═══ Exercise data

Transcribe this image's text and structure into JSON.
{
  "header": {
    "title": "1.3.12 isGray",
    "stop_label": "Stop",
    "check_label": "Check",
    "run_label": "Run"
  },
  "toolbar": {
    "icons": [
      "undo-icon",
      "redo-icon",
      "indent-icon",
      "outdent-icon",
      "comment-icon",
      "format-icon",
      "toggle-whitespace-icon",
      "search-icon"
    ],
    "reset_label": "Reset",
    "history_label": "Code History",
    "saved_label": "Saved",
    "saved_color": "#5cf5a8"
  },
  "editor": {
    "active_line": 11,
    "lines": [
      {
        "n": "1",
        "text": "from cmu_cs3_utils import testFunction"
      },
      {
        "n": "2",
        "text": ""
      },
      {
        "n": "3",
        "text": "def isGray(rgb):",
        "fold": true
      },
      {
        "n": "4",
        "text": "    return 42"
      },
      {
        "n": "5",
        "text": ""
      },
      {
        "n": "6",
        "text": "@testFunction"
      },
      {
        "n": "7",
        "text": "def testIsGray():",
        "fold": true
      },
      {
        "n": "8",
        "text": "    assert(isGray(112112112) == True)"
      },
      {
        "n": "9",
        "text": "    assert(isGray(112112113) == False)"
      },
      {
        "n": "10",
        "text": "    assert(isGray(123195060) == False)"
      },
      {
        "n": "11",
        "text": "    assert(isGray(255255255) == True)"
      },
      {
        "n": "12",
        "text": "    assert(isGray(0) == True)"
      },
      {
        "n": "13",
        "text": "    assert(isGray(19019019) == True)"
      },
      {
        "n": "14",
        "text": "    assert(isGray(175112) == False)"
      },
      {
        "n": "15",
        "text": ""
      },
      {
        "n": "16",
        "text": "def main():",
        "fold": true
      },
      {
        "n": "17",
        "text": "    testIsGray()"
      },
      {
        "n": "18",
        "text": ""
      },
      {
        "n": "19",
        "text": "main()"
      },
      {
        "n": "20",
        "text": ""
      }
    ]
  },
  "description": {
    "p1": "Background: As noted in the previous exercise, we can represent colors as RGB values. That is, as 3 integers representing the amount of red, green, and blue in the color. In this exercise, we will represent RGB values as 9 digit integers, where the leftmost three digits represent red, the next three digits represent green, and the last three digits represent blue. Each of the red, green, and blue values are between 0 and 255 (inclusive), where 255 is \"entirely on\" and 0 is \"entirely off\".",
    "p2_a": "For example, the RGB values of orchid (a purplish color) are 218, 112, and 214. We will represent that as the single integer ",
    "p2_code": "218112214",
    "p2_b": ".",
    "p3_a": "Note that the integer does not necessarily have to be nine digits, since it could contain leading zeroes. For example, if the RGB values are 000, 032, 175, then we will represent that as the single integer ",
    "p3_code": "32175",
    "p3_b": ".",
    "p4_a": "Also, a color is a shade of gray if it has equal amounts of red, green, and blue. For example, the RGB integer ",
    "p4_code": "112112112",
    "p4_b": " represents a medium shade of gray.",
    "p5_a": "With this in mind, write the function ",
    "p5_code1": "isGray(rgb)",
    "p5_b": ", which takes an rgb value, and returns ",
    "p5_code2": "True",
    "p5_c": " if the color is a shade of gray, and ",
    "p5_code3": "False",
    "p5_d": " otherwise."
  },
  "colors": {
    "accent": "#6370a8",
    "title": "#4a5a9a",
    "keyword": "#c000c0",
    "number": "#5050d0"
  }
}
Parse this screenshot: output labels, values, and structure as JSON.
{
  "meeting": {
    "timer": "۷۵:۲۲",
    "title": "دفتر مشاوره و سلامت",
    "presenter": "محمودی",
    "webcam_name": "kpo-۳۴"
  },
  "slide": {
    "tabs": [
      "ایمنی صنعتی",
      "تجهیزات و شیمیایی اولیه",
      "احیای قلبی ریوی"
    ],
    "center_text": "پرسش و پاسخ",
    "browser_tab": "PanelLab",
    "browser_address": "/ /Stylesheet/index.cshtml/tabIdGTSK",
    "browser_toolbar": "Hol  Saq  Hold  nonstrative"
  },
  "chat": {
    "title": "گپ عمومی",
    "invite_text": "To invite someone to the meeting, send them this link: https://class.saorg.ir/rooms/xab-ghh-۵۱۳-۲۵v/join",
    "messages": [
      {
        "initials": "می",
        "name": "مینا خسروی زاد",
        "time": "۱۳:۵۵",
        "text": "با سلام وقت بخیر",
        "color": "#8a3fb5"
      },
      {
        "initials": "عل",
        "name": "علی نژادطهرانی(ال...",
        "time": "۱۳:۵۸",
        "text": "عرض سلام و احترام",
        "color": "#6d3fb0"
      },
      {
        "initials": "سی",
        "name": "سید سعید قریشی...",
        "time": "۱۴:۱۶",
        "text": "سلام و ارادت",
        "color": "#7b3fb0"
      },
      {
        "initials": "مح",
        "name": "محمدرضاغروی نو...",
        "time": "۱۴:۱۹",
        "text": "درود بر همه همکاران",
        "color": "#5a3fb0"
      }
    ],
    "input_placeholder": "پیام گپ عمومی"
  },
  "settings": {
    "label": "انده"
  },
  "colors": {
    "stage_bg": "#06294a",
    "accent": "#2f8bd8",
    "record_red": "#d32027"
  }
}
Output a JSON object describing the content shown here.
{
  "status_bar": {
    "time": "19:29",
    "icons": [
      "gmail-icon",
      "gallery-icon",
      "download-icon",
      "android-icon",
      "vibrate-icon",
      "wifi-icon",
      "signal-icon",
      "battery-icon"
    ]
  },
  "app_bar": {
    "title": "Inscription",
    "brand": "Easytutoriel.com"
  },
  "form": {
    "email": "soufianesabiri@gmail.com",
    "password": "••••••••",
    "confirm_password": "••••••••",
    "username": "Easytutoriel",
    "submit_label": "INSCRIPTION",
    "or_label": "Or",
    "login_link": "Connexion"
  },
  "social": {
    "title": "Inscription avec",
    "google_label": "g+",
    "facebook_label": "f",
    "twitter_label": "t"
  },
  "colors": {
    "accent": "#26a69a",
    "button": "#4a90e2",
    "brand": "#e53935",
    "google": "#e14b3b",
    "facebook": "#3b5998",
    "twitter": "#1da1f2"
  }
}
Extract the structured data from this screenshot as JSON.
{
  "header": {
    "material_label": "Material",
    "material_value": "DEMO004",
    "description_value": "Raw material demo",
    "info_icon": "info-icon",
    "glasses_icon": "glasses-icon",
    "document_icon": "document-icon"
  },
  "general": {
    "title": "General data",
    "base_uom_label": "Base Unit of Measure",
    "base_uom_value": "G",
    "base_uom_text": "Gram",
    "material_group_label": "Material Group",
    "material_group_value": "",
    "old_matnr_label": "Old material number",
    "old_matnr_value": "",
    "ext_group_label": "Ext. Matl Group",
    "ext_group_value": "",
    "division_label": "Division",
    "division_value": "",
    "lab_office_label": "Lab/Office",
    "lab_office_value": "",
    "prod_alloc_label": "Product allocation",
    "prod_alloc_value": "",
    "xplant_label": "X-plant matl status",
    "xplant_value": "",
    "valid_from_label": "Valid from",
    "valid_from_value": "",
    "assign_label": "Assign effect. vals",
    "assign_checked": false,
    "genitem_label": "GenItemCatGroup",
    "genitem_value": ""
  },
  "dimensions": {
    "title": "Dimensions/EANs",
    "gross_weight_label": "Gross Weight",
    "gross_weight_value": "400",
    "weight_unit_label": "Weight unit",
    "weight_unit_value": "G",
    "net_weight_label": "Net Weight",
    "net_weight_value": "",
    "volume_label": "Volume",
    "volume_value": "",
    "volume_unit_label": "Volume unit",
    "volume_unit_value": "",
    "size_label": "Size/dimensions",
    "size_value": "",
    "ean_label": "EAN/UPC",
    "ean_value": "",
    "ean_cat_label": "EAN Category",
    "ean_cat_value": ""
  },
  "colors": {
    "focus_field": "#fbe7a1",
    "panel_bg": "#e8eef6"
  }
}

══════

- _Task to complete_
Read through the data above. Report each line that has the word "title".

- _Reply_
    "title": "1.3.12 isGray",
    "title": "#4a5a9a",
    "title": "دفتر مشاوره و سلامت",
    "title": "گپ عمومی",
    "title": "Inscription",
    "title": "Inscription avec",
    "title": "General data",
    "title": "Dimensions/EANs",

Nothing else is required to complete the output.